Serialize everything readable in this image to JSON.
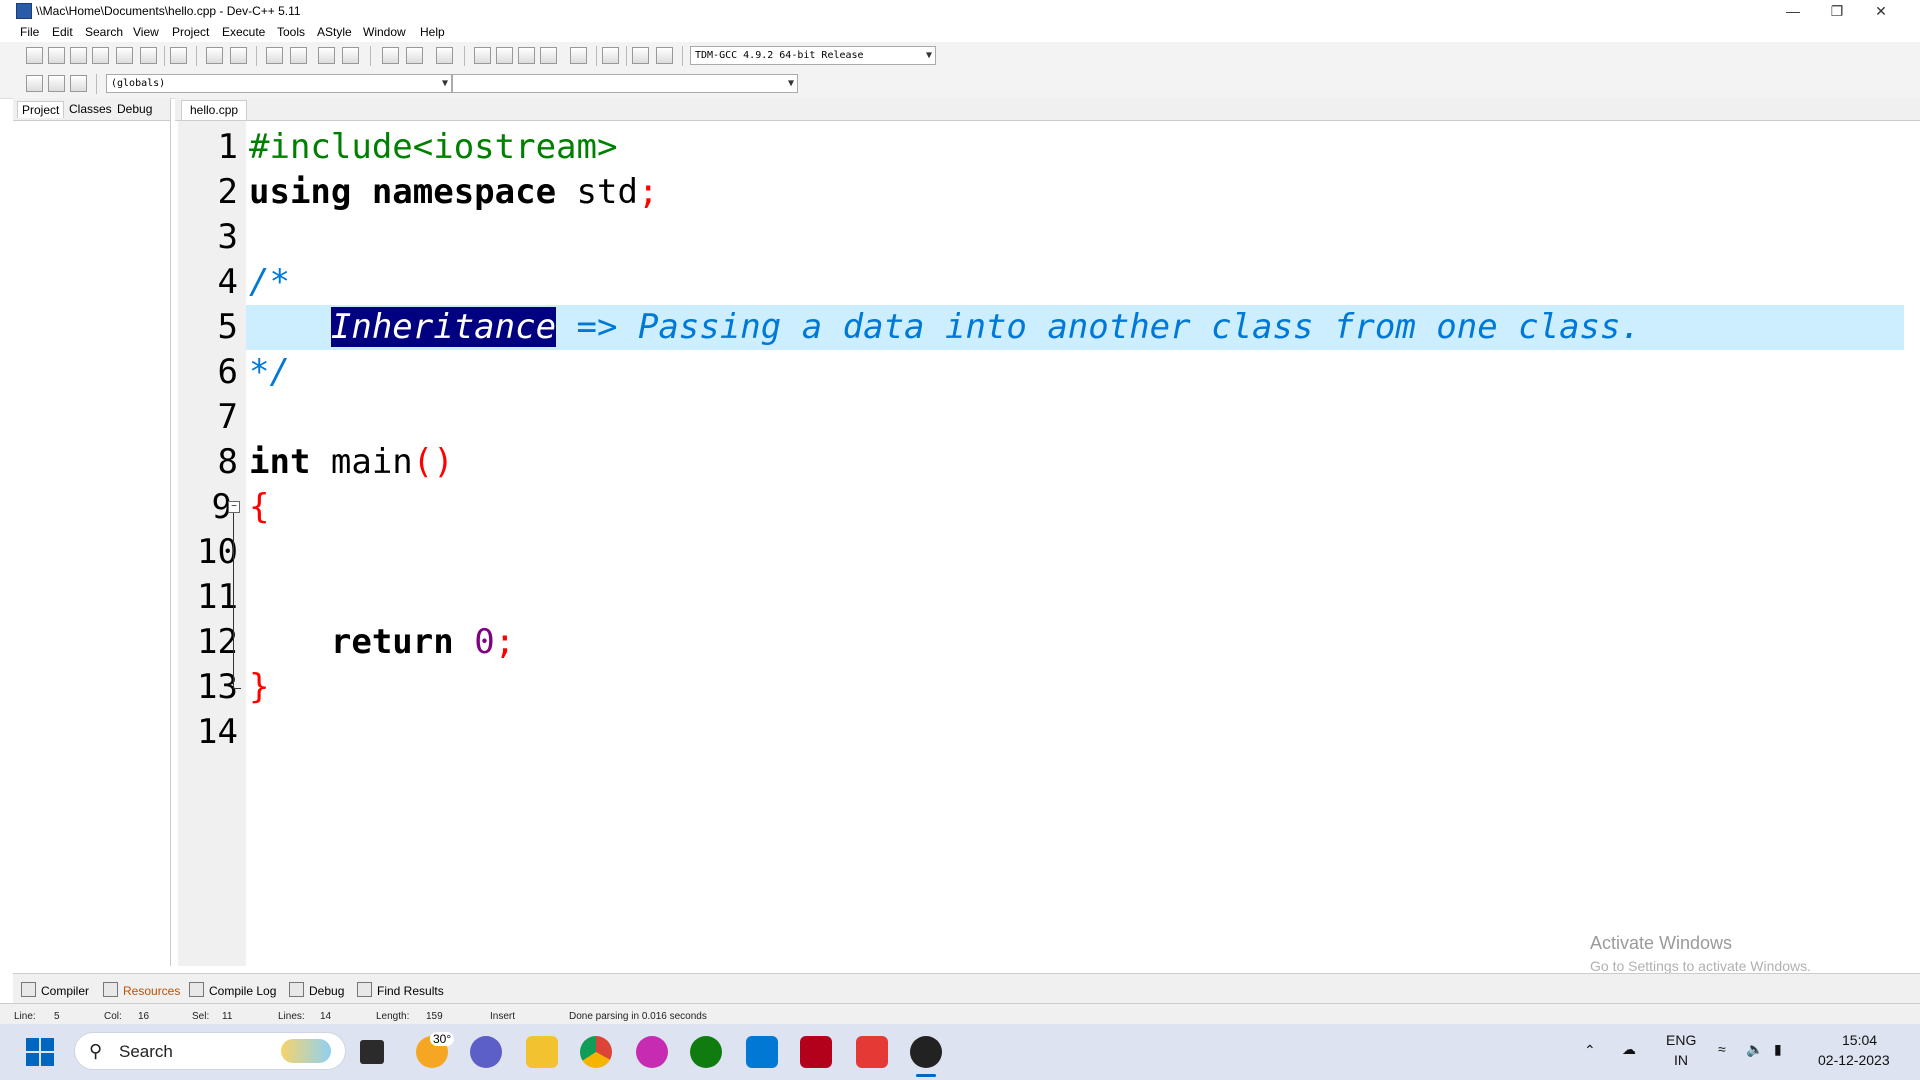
{
  "window": {
    "title": "\\\\Mac\\Home\\Documents\\hello.cpp - Dev-C++ 5.11",
    "controls": [
      "—",
      "❐",
      "✕"
    ]
  },
  "menu": [
    "File",
    "Edit",
    "Search",
    "View",
    "Project",
    "Execute",
    "Tools",
    "AStyle",
    "Window",
    "Help"
  ],
  "toolbar": {
    "compiler_select": "TDM-GCC 4.9.2 64-bit Release",
    "scope_select": "(globals)",
    "member_select": ""
  },
  "left_panel": {
    "tabs": [
      "Project",
      "Classes",
      "Debug"
    ]
  },
  "editor": {
    "tab": "hello.cpp",
    "line_numbers": [
      "1",
      "2",
      "3",
      "4",
      "5",
      "6",
      "7",
      "8",
      "9",
      "10",
      "11",
      "12",
      "13",
      "14"
    ],
    "lines": {
      "l1": "#include<iostream>",
      "l2a": "using namespace",
      "l2b": " std",
      "l2c": ";",
      "l4": "/*",
      "l5indent": "    ",
      "l5sel": "Inheritance",
      "l5rest": " => Passing a data into another class from one class.",
      "l6": "*/",
      "l8a": "int",
      "l8b": " main",
      "l8c": "()",
      "l9": "{",
      "l12indent": "    ",
      "l12a": "return",
      "l12b": " 0",
      "l12c": ";",
      "l13": "}"
    }
  },
  "bottom_tabs": [
    "Compiler",
    "Resources",
    "Compile Log",
    "Debug",
    "Find Results"
  ],
  "status": {
    "line_label": "Line:",
    "line": "5",
    "col_label": "Col:",
    "col": "16",
    "sel_label": "Sel:",
    "sel": "11",
    "lines_label": "Lines:",
    "lines": "14",
    "length_label": "Length:",
    "length": "159",
    "mode": "Insert",
    "message": "Done parsing in 0.016 seconds"
  },
  "watermark": {
    "line1": "Activate Windows",
    "line2": "Go to Settings to activate Windows."
  },
  "taskbar": {
    "search_placeholder": "Search",
    "weather_badge": "30°",
    "language": "ENG",
    "region": "IN",
    "time": "15:04",
    "date": "02-12-2023"
  }
}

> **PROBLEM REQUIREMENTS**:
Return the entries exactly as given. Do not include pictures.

> **WRITTEN ANSWER**:
Serialize everything readable in this image to JSON.
{
  "window": {
    "title": "\\\\Mac\\Home\\Documents\\hello.cpp - Dev-C++ 5.11",
    "controls": [
      "—",
      "❐",
      "✕"
    ]
  },
  "menu": [
    "File",
    "Edit",
    "Search",
    "View",
    "Project",
    "Execute",
    "Tools",
    "AStyle",
    "Window",
    "Help"
  ],
  "toolbar": {
    "compiler_select": "TDM-GCC 4.9.2 64-bit Release",
    "scope_select": "(globals)",
    "member_select": ""
  },
  "left_panel": {
    "tabs": [
      "Project",
      "Classes",
      "Debug"
    ]
  },
  "editor": {
    "tab": "hello.cpp",
    "line_numbers": [
      "1",
      "2",
      "3",
      "4",
      "5",
      "6",
      "7",
      "8",
      "9",
      "10",
      "11",
      "12",
      "13",
      "14"
    ],
    "lines": {
      "l1": "#include<iostream>",
      "l2a": "using namespace",
      "l2b": " std",
      "l2c": ";",
      "l4": "/*",
      "l5indent": "    ",
      "l5sel": "Inheritance",
      "l5rest": " => Passing a data into another class from one class.",
      "l6": "*/",
      "l8a": "int",
      "l8b": " main",
      "l8c": "()",
      "l9": "{",
      "l12indent": "    ",
      "l12a": "return",
      "l12b": " 0",
      "l12c": ";",
      "l13": "}"
    }
  },
  "bottom_tabs": [
    "Compiler",
    "Resources",
    "Compile Log",
    "Debug",
    "Find Results"
  ],
  "status": {
    "line_label": "Line:",
    "line": "5",
    "col_label": "Col:",
    "col": "16",
    "sel_label": "Sel:",
    "sel": "11",
    "lines_label": "Lines:",
    "lines": "14",
    "length_label": "Length:",
    "length": "159",
    "mode": "Insert",
    "message": "Done parsing in 0.016 seconds"
  },
  "watermark": {
    "line1": "Activate Windows",
    "line2": "Go to Settings to activate Windows."
  },
  "taskbar": {
    "search_placeholder": "Search",
    "weather_badge": "30°",
    "language": "ENG",
    "region": "IN",
    "time": "15:04",
    "date": "02-12-2023"
  }
}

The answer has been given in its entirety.